A stateless person since 1948, he studied drawing under the brilliant David Bomberg and lived in King's Lynn in the 1950s.
As a founder member of the Committee of 100, Metzger was jailed along with Bertrand Russell after protests against nuclear weapons.

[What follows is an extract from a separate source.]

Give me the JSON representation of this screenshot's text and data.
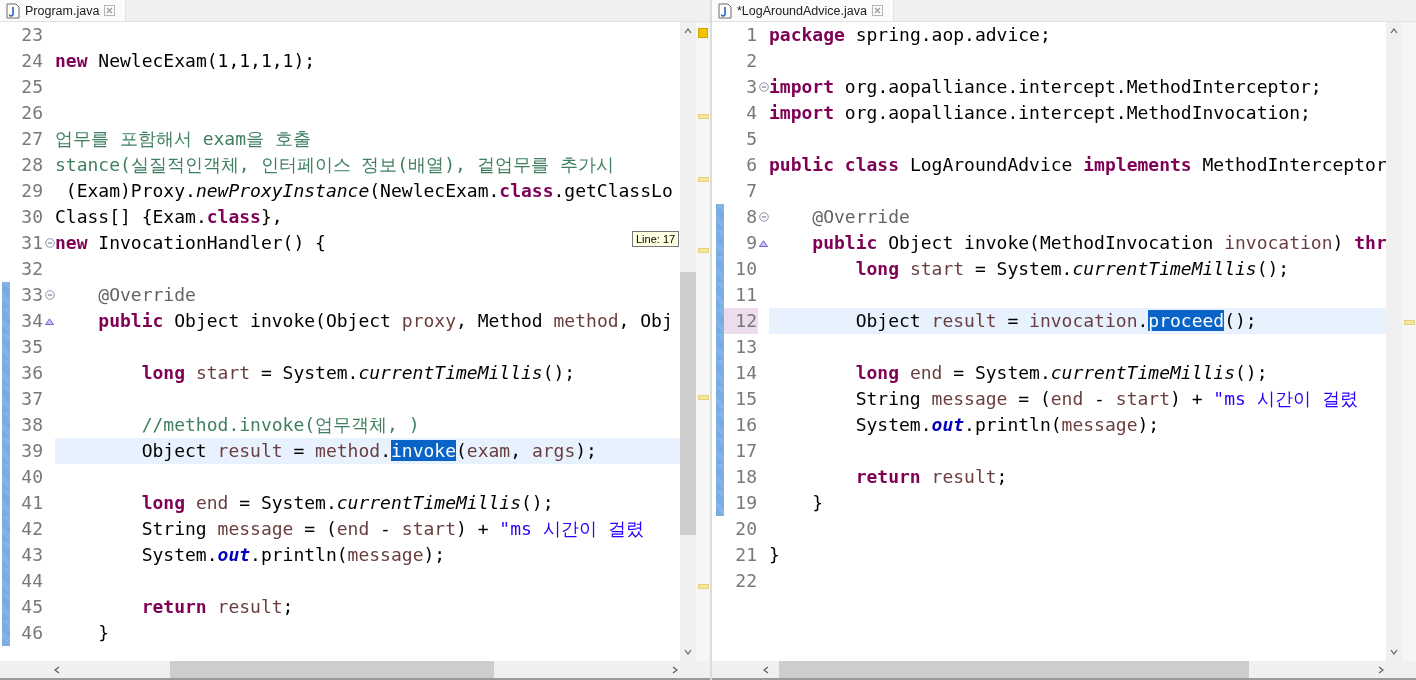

The selector has new or retrospective exhibitions opening in Vienna, Tate Liverpool and London's Cubitt Gallery this year.